[Page and application data records]
|---|
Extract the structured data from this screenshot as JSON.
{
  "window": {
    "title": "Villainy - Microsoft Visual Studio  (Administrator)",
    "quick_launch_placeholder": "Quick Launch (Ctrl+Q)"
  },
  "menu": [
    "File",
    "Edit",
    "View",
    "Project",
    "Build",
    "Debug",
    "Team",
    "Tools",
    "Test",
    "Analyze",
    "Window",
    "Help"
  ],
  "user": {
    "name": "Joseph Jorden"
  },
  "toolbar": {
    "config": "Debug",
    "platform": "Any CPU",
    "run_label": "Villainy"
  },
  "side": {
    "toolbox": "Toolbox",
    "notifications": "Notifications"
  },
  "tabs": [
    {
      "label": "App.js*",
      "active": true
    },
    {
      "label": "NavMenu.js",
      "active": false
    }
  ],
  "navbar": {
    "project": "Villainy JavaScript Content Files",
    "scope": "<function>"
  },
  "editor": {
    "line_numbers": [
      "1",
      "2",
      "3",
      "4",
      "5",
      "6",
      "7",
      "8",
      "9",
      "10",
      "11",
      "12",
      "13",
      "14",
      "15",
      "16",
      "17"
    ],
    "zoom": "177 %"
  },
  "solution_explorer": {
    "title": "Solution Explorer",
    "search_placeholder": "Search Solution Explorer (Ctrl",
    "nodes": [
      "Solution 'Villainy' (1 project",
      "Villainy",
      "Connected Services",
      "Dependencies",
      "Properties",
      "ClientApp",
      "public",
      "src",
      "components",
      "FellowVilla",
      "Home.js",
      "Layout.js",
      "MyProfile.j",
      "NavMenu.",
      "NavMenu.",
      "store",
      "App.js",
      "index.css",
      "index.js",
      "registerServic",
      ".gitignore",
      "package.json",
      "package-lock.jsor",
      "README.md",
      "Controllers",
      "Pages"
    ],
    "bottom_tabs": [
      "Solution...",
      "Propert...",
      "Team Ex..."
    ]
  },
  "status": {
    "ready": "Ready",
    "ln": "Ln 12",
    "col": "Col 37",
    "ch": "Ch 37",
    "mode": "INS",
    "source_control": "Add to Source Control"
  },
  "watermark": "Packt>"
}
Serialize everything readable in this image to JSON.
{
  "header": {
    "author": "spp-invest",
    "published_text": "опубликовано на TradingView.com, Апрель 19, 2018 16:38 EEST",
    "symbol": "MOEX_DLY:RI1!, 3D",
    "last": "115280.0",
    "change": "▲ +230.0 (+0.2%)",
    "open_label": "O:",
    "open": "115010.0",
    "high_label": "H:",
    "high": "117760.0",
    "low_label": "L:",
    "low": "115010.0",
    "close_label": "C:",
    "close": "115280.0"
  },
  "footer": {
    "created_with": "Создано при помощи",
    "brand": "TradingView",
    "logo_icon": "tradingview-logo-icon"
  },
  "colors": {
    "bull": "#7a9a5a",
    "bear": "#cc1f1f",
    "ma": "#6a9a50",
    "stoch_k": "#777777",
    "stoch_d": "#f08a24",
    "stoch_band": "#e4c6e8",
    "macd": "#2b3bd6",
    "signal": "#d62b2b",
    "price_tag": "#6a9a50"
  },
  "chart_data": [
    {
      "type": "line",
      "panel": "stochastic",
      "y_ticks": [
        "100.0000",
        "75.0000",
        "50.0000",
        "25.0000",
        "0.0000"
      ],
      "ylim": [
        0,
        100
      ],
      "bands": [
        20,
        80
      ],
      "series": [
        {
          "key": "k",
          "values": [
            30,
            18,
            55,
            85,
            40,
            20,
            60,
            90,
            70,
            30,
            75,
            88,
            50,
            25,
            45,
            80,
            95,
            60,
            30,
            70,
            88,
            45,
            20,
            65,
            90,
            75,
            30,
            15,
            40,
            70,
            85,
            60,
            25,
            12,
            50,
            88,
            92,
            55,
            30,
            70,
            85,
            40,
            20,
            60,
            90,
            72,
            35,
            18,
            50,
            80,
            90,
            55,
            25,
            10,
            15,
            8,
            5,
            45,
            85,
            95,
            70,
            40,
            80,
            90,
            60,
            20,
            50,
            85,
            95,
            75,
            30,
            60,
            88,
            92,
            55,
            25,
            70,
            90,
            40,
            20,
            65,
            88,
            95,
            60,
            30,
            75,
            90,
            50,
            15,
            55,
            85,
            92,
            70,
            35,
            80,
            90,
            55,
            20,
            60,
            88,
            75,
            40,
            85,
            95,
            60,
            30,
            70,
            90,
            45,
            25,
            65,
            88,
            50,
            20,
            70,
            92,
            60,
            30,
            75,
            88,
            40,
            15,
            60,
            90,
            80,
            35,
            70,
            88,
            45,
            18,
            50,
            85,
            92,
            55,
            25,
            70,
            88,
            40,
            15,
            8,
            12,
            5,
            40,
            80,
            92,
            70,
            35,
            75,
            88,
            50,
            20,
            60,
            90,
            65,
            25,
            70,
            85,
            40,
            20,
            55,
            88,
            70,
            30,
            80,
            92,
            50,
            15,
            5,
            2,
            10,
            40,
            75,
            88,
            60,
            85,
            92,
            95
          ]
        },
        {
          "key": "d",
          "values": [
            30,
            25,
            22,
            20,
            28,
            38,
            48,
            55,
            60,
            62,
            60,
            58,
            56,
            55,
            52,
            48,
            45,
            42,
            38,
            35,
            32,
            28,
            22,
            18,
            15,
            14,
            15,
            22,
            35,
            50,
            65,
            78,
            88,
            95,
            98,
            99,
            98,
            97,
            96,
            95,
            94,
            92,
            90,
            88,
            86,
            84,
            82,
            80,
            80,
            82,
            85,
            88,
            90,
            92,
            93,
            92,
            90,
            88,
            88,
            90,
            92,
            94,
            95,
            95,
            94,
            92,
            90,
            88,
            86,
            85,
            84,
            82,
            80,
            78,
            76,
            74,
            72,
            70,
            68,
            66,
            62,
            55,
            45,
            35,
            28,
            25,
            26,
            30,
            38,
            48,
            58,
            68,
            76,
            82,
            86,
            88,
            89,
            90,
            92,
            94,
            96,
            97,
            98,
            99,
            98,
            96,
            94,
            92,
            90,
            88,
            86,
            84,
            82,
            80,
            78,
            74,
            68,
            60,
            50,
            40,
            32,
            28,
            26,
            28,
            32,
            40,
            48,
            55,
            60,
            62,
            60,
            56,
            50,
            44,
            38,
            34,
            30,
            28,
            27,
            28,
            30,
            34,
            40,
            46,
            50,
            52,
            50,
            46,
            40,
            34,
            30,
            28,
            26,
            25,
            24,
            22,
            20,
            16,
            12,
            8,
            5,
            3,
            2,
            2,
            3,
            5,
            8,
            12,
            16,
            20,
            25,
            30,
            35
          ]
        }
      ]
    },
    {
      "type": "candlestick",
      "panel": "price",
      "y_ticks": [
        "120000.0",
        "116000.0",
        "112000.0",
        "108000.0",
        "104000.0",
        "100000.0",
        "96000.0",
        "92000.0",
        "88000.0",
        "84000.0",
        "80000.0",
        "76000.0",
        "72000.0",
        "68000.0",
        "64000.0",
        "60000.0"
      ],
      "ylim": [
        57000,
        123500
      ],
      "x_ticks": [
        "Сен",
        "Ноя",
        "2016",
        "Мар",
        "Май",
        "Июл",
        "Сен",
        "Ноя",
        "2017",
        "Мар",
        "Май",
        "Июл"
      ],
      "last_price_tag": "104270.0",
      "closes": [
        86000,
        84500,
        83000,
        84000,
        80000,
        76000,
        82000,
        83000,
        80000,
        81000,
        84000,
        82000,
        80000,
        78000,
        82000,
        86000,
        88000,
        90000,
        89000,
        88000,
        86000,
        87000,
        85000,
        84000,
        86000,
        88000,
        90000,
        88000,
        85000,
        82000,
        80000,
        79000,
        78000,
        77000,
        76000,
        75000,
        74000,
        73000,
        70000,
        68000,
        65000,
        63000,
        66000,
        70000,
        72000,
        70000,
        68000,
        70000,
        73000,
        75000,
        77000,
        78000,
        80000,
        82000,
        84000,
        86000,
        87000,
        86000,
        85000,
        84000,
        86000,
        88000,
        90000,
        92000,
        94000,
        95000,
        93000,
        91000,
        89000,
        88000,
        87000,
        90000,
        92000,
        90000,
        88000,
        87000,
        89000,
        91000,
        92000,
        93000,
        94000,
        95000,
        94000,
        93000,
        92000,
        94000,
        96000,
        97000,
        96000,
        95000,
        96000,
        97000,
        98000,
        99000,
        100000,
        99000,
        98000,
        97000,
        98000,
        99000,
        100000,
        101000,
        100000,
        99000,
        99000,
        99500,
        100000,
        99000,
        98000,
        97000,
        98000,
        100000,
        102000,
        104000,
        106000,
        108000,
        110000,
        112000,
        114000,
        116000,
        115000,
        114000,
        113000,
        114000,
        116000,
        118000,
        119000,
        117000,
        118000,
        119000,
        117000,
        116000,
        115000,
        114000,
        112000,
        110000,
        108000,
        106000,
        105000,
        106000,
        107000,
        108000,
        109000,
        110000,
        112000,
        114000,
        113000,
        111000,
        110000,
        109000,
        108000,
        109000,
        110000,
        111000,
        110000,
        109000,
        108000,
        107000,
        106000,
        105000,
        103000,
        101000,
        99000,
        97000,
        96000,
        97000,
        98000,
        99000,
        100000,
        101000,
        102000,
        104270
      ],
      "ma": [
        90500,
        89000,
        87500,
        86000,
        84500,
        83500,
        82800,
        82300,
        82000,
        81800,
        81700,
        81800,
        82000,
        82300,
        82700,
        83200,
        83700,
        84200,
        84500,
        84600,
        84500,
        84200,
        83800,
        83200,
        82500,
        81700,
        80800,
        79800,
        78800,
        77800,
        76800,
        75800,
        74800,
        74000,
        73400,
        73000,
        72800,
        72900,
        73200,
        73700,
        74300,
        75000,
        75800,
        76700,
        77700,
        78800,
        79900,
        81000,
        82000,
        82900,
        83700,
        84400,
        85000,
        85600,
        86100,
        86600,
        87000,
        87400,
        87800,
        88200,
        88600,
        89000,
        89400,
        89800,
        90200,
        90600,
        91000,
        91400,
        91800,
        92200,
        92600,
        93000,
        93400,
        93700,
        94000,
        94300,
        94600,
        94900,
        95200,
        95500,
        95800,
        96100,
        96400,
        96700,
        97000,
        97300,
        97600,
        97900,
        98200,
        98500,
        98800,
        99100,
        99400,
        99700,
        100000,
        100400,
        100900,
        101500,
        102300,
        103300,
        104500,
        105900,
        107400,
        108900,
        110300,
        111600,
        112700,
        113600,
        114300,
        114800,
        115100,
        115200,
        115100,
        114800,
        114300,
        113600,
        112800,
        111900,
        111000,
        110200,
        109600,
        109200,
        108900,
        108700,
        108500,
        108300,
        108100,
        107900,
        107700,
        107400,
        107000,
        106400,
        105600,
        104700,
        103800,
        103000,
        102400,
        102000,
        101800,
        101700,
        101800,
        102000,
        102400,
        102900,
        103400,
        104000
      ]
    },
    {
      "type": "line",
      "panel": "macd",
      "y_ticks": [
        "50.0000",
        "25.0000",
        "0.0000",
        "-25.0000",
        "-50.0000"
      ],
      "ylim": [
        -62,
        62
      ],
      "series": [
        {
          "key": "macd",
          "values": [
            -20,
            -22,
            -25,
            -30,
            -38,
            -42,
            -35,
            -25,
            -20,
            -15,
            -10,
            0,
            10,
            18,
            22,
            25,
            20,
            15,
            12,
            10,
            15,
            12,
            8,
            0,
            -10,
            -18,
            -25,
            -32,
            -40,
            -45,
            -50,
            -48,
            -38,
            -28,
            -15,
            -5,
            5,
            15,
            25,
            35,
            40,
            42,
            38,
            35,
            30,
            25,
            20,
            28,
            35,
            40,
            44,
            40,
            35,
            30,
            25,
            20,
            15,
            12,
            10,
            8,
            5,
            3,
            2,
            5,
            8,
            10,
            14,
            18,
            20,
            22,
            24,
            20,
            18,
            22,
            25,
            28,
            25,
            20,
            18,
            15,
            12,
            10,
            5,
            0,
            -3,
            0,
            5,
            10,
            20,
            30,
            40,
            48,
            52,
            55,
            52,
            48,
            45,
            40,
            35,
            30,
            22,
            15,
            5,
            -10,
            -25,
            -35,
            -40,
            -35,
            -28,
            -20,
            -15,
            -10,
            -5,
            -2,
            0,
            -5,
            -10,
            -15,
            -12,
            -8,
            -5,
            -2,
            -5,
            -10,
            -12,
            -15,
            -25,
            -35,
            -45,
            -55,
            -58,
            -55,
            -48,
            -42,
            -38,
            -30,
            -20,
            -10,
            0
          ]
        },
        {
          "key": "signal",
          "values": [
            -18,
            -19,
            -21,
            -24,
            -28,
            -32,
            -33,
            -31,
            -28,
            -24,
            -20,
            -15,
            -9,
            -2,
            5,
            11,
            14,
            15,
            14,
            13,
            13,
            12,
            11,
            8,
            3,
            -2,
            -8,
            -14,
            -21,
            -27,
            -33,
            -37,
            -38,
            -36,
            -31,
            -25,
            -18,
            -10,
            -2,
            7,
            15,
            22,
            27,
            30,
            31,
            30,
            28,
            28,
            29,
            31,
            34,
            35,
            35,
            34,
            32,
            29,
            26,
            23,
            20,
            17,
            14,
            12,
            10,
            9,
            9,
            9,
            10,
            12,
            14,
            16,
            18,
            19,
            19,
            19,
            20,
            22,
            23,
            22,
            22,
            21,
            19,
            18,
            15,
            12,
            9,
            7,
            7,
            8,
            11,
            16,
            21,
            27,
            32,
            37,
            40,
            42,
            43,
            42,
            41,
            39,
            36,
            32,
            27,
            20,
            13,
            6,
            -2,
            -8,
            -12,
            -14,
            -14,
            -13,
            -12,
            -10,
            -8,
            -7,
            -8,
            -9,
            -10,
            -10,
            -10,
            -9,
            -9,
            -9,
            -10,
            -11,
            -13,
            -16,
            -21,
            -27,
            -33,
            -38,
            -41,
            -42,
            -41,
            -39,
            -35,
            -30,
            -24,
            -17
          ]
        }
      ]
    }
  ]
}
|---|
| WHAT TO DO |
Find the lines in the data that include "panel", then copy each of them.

| ANSWER TO THIS PROBLEM |
      "panel": "stochastic",
      "panel": "price",
      "panel": "macd",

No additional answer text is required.